"We think this could be the third wave where you have programmable objects blanketing your home," he said. Eun said that the company has already been investing in certain companies to help accelerate this effort, such as the purchase of home automation platform SmartThings in 2014. Now, it's the defacto platform for all of Samsung's connected devices, such as the Connect Home router and a cellular smart tag.
Yet, the internet of things hasn't leapt off to a great start. For many, it's still confusing to use, with far too many apps and a laborious set-up process. There's also the recent problem of security, with IoT devices frequently used as a target for botnets.
Eun remains optimistic, however. "The internet of things is an interesting area of growth for us," he said. Connected homes can also prevent theft, he said, by alerting the owner of any disturbances. And while rivals like Amazon and Google are relying on embedding existing devices with their own smart assistants (Alexa and Google Assistant respectively), Samsung has the advantage of making its own hardware too. Imagine a Bixby-powered Samsung fridge, for example, or a Bixby-powered Samsung washing machine.
All of this means heavy investment not just in hardware, but also in software and services, which is what Eun has been focusing on for the past few years. "We have to get the software equation right," he said, adding that it's essential to have a thoughtful integration of both hardware and software.
Part of the idea behind Samsung NEXT is to act as a startup within a very large company, and its job in recent years has been to identify "transformative software and services" and to discover them through investment and VC funds.
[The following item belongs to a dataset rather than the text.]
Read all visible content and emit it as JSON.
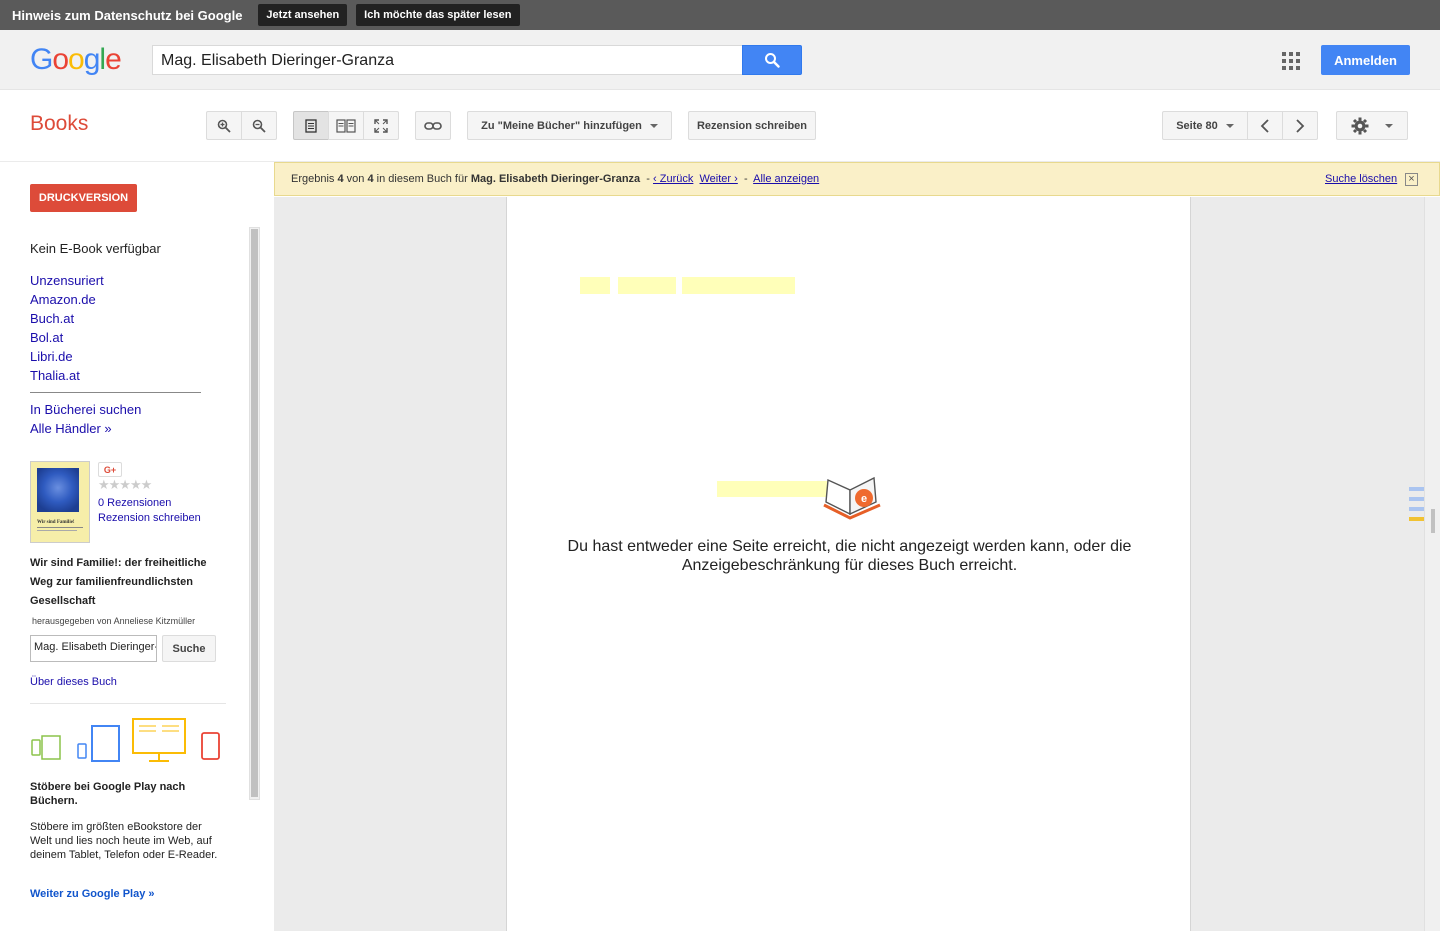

"We invested in virtual reality two to three years before coming out with a headset," said Eun. "It turns out investments can be incredibly strategic when you're thinking about innovation."
As for the past year, Eun admits that it's been a rough time at the company as it dealt with the fall out from the Galaxy Note 7 scandal. Still, the recent reception of Galaxy Note 8 was welcome. "It's been a record year," he said. "It's the most gratifying thing."
- This article originally appeared on Engadget.